On the way back we cruised up Lawrence Rd./River Rd. and had five Northern Harriers in the fields on either side of the road. I saw more harriers today than juncos; go figure. Our last stop was the Grasslands again. At the Save-A-Lot end, we had a Savannah Sparrow flush across the road and perch, facing us, near the new aero-products building. At the Serta end, there were so many harriers, Rough-legged Hawks and Red-tailed Hawks we lost track of them all. Twenty-eight species in three and a half hours, not too bad for a frigid day in January. Thanks to everyone who has reported from that area recently, you made our day very enjoyable.

Saturday, January 9, 2010

Sharpie or Cooper's?

I had a Cooper's Hawk patrolling the feeders at home this morning, and later saw a Sharp-shinned Hawk perched in Waterford. Both were juvenile birds, and it is still tough for me to ID them quickly.

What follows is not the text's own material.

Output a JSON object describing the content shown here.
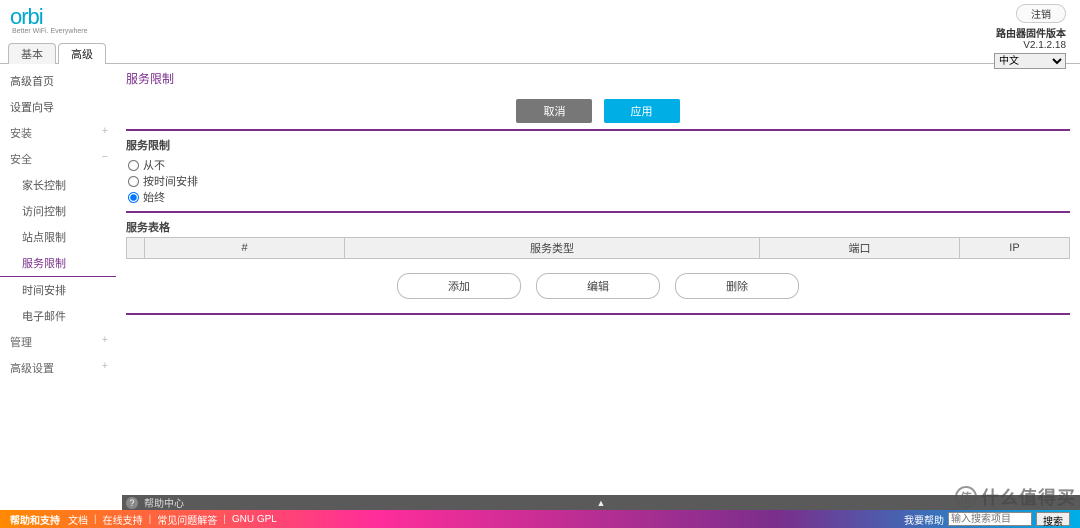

Here's the best resource article I've found on the topic, courtesy of Cornell.

Thursday, January 7, 2010

Horned Larks in Waterford

Photo courtesy of Huron River Birding

After reading some older posts on hmbirds and eBird, I took a ride up to Flight Lock Rd. in Waterford. The goal was to find Horned Larks at a parking area at the end of the road. In winter, this area seems desolate, and other than some construction ongoing at one of the locks, no one else was here. Sure enough, in the grassy, gravel area on the south side of the parking area were Horned Larks (47), a life bird for me (#173), and as a bonus there were many Snow Buntings (15) present as well. If only all birds were this reliable!

Bird every bird!

Friday, January 1, 2010

New Year's Day birds- 2010

After recording a few early morning feeder birds (FOY bird: Northern Cardinal), we set out to Five Rivers EEC in Delmar for the 30th annual New Year's Day Bird Count. The turnout was strong, with about forty people setting out in two groups to see what could be found. I believe the final count was 29 species, which is slightly low by historical standards. Both Carolina Wren and Red-bellied Woodpecker were observed, as they continue to show their year-round presence in the region. Other notables were Cedar Waxwing, Pileated Woodpecker, Sharp-shinned Hawk, and Hermit Thrush.

Our next stop was the Hudson-Mohawk Bike Path in Niskayuna. The river was completely frozen over and snow covered. The shrubby area to the east of the old train station was very active. A surprise find was a Northern Mockingbird eating some berries. A Brown Creeper was moving around with a group of chickadees, titmice, sparrows and cardinals. A group of Mallards was foraging in some open water along Rosendale Rd.

All told it was a good start to the new year, with 27 species tallied for the day. Remember to bird every bird!